• PROBLEM REQUIREMENTS
With the records as your source, report how many lines contain "this". Add no other words.

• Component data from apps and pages
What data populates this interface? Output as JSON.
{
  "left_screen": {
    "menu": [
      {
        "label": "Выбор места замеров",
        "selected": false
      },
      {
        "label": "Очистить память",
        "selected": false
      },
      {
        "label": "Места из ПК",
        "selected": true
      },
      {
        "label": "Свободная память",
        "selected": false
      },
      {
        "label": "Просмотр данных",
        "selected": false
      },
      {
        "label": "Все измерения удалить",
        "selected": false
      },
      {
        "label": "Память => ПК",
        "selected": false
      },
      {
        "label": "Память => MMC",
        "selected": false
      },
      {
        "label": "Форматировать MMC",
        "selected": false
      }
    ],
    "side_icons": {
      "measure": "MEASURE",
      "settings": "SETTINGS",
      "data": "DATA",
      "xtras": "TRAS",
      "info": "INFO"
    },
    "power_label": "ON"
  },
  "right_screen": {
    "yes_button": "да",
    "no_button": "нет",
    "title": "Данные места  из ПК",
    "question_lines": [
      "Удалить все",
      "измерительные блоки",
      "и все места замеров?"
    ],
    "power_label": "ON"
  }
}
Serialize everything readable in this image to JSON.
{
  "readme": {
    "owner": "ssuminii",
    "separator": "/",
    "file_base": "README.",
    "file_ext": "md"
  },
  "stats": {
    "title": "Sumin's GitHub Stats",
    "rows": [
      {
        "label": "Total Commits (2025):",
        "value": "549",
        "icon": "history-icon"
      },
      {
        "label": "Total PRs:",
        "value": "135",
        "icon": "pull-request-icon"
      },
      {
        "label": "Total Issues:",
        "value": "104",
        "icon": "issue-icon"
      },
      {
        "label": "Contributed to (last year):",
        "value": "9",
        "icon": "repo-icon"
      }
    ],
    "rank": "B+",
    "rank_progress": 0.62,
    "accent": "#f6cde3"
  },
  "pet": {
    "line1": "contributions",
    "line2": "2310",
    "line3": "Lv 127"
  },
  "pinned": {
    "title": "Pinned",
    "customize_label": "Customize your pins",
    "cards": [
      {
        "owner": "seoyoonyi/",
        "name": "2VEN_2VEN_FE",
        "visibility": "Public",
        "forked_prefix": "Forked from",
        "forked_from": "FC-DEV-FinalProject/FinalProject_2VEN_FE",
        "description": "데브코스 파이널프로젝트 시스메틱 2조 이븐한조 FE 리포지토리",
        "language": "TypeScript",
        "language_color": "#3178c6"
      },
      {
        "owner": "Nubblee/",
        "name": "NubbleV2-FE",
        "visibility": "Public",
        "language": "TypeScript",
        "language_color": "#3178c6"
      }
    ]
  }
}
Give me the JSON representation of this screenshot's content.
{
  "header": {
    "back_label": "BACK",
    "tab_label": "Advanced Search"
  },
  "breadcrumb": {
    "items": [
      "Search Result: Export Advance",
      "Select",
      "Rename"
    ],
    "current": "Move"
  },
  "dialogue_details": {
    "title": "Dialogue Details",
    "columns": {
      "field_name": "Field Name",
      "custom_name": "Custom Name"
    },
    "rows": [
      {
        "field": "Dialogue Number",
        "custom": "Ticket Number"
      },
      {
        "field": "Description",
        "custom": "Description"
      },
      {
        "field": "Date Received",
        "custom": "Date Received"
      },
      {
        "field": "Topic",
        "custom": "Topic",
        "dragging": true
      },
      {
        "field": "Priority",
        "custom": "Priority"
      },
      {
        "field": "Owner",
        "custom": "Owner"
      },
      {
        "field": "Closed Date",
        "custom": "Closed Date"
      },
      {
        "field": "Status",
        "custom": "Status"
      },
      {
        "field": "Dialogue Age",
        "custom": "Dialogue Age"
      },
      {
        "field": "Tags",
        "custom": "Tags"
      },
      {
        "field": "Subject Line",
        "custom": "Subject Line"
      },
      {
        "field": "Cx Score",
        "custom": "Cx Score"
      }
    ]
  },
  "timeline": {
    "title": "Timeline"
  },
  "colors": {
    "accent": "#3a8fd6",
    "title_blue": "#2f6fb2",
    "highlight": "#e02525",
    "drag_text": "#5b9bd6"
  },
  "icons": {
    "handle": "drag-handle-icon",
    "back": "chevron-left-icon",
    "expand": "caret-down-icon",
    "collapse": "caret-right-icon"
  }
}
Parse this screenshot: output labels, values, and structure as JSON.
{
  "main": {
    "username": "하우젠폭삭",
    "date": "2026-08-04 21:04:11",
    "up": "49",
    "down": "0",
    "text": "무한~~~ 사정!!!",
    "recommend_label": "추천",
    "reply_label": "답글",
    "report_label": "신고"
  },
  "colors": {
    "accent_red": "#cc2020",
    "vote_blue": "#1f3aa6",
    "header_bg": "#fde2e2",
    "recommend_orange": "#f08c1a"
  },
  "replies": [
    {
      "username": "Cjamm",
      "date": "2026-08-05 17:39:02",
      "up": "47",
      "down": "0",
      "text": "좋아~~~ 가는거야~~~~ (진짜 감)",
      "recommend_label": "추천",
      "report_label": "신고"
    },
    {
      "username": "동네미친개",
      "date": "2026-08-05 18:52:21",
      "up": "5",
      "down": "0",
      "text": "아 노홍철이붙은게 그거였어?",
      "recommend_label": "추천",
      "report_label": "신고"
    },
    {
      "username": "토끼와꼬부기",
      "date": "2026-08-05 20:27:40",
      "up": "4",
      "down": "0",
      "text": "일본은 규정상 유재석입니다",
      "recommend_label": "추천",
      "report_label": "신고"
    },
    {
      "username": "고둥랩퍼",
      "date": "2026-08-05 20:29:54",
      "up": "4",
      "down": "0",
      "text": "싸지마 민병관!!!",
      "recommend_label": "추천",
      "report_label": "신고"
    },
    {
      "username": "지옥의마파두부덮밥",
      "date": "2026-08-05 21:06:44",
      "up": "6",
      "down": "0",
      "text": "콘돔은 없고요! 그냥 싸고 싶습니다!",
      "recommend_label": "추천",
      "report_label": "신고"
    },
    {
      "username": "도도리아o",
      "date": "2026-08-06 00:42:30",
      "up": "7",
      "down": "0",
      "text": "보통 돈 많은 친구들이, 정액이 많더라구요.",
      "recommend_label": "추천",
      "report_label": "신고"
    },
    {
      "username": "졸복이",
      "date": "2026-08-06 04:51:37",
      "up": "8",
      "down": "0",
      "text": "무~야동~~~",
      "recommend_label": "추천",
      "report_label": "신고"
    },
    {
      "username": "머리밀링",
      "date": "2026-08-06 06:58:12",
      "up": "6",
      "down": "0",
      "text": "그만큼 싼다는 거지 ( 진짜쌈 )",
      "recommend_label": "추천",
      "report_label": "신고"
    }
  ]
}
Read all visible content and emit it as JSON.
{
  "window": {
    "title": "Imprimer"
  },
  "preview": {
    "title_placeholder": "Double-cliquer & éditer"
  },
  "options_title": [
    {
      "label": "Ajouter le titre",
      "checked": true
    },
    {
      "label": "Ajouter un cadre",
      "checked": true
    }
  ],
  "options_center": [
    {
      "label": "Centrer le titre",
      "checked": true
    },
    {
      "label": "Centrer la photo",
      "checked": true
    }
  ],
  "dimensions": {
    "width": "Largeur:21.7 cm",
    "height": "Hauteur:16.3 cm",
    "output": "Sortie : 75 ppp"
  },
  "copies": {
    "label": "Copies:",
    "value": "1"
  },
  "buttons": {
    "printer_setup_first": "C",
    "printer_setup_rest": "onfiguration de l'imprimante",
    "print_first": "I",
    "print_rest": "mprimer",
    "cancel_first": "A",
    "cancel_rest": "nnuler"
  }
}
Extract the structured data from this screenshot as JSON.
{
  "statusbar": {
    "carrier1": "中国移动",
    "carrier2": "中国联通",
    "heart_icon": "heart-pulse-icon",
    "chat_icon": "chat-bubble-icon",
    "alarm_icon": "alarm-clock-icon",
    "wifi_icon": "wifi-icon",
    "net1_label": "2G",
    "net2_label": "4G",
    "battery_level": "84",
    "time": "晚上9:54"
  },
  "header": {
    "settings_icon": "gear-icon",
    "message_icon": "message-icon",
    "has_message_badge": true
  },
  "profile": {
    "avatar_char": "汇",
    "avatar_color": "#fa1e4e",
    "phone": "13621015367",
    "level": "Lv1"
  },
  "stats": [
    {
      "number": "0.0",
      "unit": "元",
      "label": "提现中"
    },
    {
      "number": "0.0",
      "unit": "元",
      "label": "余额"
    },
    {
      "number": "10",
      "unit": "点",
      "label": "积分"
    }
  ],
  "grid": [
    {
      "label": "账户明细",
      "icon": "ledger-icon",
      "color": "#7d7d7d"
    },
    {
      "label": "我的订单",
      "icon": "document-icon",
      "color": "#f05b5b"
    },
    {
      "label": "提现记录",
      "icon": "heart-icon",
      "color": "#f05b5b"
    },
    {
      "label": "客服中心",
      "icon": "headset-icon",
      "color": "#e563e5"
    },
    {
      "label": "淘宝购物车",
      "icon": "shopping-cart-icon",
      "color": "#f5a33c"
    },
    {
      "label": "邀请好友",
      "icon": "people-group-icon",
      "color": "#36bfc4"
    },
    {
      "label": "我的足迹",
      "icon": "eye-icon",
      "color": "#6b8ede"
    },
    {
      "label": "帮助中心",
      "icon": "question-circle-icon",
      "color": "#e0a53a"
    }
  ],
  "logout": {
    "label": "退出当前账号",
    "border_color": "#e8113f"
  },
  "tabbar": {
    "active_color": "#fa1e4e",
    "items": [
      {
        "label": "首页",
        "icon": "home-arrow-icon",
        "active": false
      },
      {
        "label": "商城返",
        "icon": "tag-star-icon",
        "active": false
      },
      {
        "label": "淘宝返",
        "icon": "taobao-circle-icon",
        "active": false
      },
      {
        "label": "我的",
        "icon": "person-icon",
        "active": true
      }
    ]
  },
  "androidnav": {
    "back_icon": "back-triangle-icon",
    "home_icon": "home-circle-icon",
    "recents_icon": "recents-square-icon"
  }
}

• EXERCISE RESPONSE
5